extract the parts using the
functions
head
and
tail.
These functions are not primitive
functions in JavaScript, but the programs in
this book treat them as if they were.[1]
Thus, we can use pair, head, and tail as follows:
const x = pair(1,2);
head(x);
tail(x);
Notice that a pair is a data object that can be given a name and manipulated, just like a primitive data object. Moreover, pair can be used to form pairs whose elements are pairs, and so on:
const x = pair(1,2); const y = pair(3,4); const z = pair(x,y);
head(head(z));
head(tail(z));
In section 2.2 we will see how this ability to combine pairs means that pairs can be used as general-purpose building blocks to create all sorts of complex data structures. The single compound-data primitive pair, implemented by the functions pair, head, and tail, is the only glue we need. Data objects constructed from pairs are called list-structured data.

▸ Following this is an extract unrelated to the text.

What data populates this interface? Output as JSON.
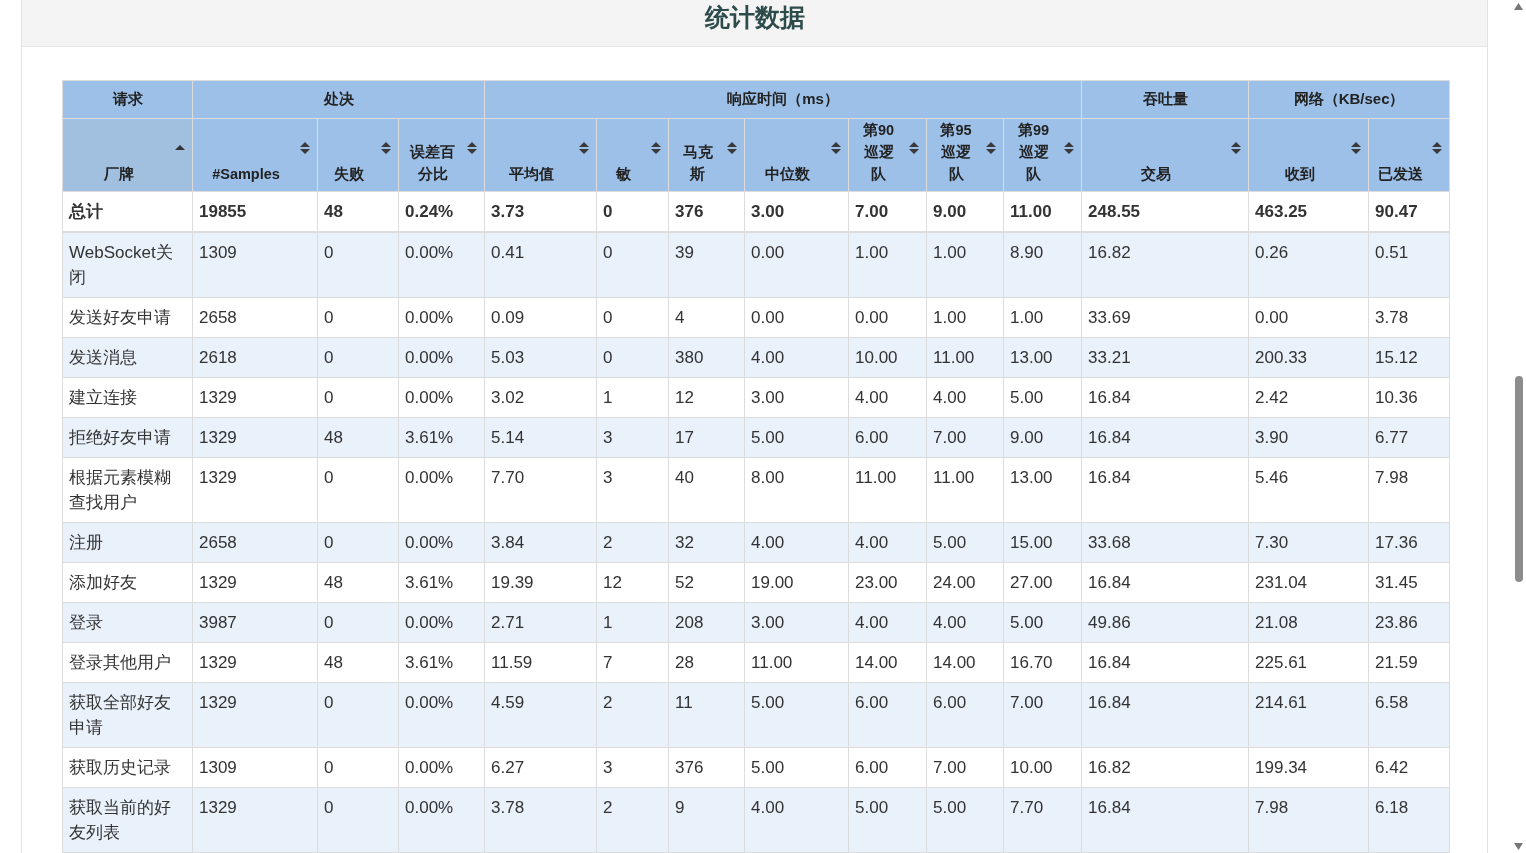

Pairs offer a natural way to complete the rational-number system. Simply represent a rational number as a pair of two integers: a numerator and a denominator. Then make_rat, numer, and denom are readily implemented as follows:[2]

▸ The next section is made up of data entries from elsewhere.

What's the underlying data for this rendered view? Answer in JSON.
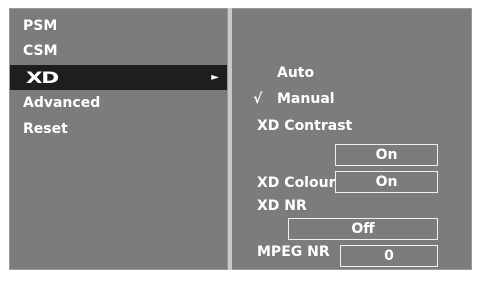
{
  "left_menu": {
    "items": [
      {
        "label": "PSM"
      },
      {
        "label": "CSM"
      },
      {
        "label": "XD",
        "arrow": "►"
      },
      {
        "label": "Advanced"
      },
      {
        "label": "Reset"
      }
    ]
  },
  "right_panel": {
    "auto_label": "Auto",
    "check_mark": "√",
    "manual_label": "Manual",
    "xd_contrast_label": "XD Contrast",
    "xd_contrast_value": "On",
    "xd_colour_label": "XD Colour",
    "xd_colour_value": "On",
    "xd_nr_label": "XD NR",
    "xd_nr_value": "Off",
    "mpeg_nr_label": "MPEG NR",
    "mpeg_nr_value": "0"
  },
  "colors": {
    "panel_bg": "#7c7c7c",
    "selected_bg": "#1e1e1e",
    "text": "#ffffff"
  }
}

function make_rat(n, d) { return pair(n, d); } function numer(x) { return head(x); } function denom(x) { return tail(x); }

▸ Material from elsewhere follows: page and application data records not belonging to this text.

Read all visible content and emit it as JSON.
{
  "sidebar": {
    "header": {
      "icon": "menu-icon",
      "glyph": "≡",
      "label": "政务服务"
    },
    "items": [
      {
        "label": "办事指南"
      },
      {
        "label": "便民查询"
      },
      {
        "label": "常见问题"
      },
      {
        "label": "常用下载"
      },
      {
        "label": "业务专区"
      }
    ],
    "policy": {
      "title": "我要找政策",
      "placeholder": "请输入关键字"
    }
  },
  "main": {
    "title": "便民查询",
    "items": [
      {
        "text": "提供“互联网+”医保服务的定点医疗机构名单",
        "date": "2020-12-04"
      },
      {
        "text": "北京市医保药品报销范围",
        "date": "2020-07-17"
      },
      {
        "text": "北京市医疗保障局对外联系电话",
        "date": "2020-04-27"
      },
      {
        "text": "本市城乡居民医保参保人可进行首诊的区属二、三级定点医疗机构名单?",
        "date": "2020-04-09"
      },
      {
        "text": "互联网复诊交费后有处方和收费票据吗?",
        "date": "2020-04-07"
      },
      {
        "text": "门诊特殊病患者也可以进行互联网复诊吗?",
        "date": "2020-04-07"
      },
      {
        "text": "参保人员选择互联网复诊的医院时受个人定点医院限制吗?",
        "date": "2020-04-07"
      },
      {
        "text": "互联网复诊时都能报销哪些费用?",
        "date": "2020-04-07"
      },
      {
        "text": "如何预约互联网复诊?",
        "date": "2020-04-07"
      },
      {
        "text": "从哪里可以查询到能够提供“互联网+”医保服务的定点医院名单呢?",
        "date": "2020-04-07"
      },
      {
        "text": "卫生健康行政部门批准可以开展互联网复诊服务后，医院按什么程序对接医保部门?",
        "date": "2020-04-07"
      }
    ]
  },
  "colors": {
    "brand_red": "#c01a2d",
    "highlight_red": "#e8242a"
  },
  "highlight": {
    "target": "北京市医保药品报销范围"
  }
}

Also, in order to display the results of our computations,
we can
print rational numbers by printing the numerator, a
slash, and the
function print_rat(x) { display(numer(x)); display("-"); display(denom(x)); }
Now we can try our rational-number functions:
const one_half = make_rat(1, 2); print_rat(one_half);
const one_third = make_rat(1, 3); print_rat(one_third);
print_rat(add_rat(one_half, one_third));
print_rat(mul_rat(one_half, one_third));
print_rat(div_rat(one_half, one_third));
As the final example shows, our rational-number implementation does not reduce rational numbers to lowest terms. We can remedy this by changing make_rat. If we have a gcd function like the one in section 1.2.5 that produces the greatest common divisor of two integers, we can use gcd to reduce the numerator and the denominator to lowest terms before constructing the pair:
function make_rat(n, d) { const g = gcd(n, d); return pair(n / g, d / g); }
Now we have
function numer(x) { return head(x); } function denom(x) { return tail(x); } function add_rat(x, y) { return make_rat(numer(x) * denom(y) + numer(y) * denom(x), denom(x) * denom(y)); } function sub_rat(x, y) { return make_rat(numer(x) * denom(y) - numer(y) * denom(x), denom(x) * denom(y)); } function mul_rat(x, y) { return make_rat(numer(x) * numer(y), denom(x) * denom(y)); } function div_rat(x, y) { return make_rat(numer(x) * denom(y), denom(x) * numer(y)); } function equal_rat(x, y) { return numer(x) * denom(y) === numer(y) * denom(x); }
print_rat(add_rat(one_third, one_third));
function sign(x) { return x < 0 ? -1 : x > 0 ? 1 : 0; } function make_rat(n, d) { const g = gcd(n, d); return pair(sign(n) * sign(d) * abs(n / g), abs(d / g)); }
const make_rat = pair; const numer = head; const denom = tail;
Defining selectors and constructors in this way is efficient: Instead of make_rat calling pair, make_rat is pair, so there is only one function called, not two, when make_rat is called. On the other hand, doing this defeats debugging aids that trace function calls or put breakpoints on function calls: You may want to watch make_rat being called, but you certainly don't want to watch every call to pair.
We have chosen not to use this style of definition in this book.